Activity >>
Identify all lines of the data containing the string "title" and copy them.

═══ Supplied material ═══

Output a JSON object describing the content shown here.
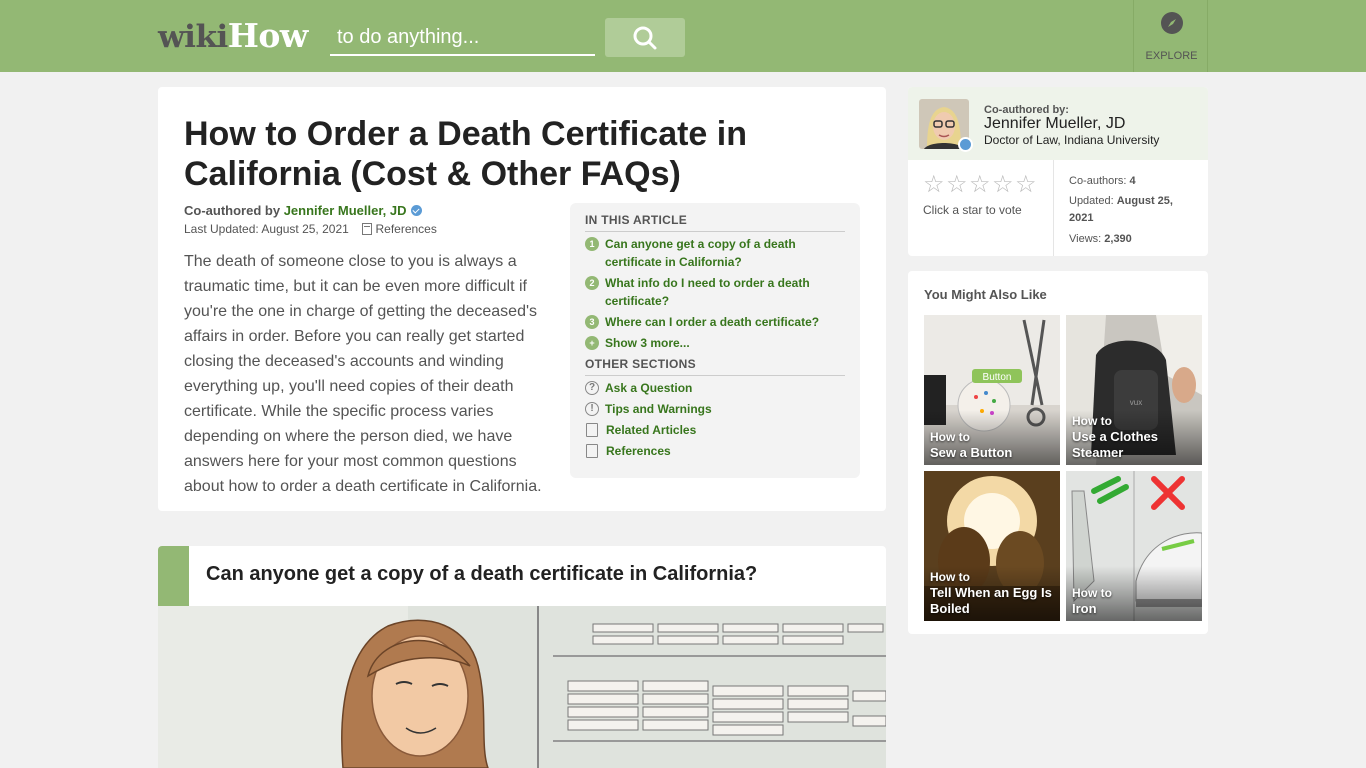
{
  "header": {
    "logo_wiki": "wiki",
    "logo_how": "How",
    "search_placeholder": "to do anything...",
    "explore_label": "EXPLORE",
    "colors": {
      "header_bg": "#93b874",
      "logo_dark": "#545454",
      "link_green": "#38761d"
    }
  },
  "article": {
    "title": "How to Order a Death Certificate in California (Cost & Other FAQs)",
    "coauthored_label": "Co-authored by",
    "author_name": "Jennifer Mueller, JD",
    "last_updated": "Last Updated: August 25, 2021",
    "references_label": "References",
    "intro": "The death of someone close to you is always a traumatic time, but it can be even more difficult if you're the one in charge of getting the deceased's affairs in order. Before you can really get started closing the deceased's accounts and winding everything up, you'll need copies of their death certificate. While the specific process varies depending on where the person died, we have answers here for your most common questions about how to order a death certificate in California."
  },
  "toc": {
    "heading": "IN THIS ARTICLE",
    "items": [
      {
        "num": "1",
        "label": "Can anyone get a copy of a death certificate in California?"
      },
      {
        "num": "2",
        "label": "What info do I need to order a death certificate?"
      },
      {
        "num": "3",
        "label": "Where can I order a death certificate?"
      },
      {
        "num": "+",
        "label": "Show 3 more..."
      }
    ],
    "other_heading": "OTHER SECTIONS",
    "other_items": [
      {
        "icon": "question-circle-icon",
        "label": "Ask a Question"
      },
      {
        "icon": "exclamation-circle-icon",
        "label": "Tips and Warnings"
      },
      {
        "icon": "document-icon",
        "label": "Related Articles"
      },
      {
        "icon": "bookmark-icon",
        "label": "References"
      }
    ]
  },
  "section1": {
    "title": "Can anyone get a copy of a death certificate in California?"
  },
  "author_card": {
    "coauthored_by": "Co-authored by:",
    "name": "Jennifer Mueller, JD",
    "degree": "Doctor of Law, Indiana University",
    "rating_stars": 0,
    "rating_max": 5,
    "vote_prompt": "Click a star to vote",
    "coauthors_label": "Co-authors:",
    "coauthors_value": "4",
    "updated_label": "Updated:",
    "updated_value": "August 25, 2021",
    "views_label": "Views:",
    "views_value": "2,390"
  },
  "related": {
    "heading": "You Might Also Like",
    "tiles": [
      {
        "howto": "How to",
        "title": "Sew a Button"
      },
      {
        "howto": "How to",
        "title": "Use a Clothes Steamer"
      },
      {
        "howto": "How to",
        "title": "Tell When an Egg Is Boiled"
      },
      {
        "howto": "How to",
        "title": "Iron"
      }
    ]
  }
}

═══

Solution for this task >>
    "title": "How to Order a Death Certificate in California (Cost & Other FAQs)",
    "title": "Can anyone get a copy of a death certificate in California?"
        "title": "Sew a Button"
        "title": "Use a Clothes Steamer"
        "title": "Tell When an Egg Is Boiled"
        "title": "Iron"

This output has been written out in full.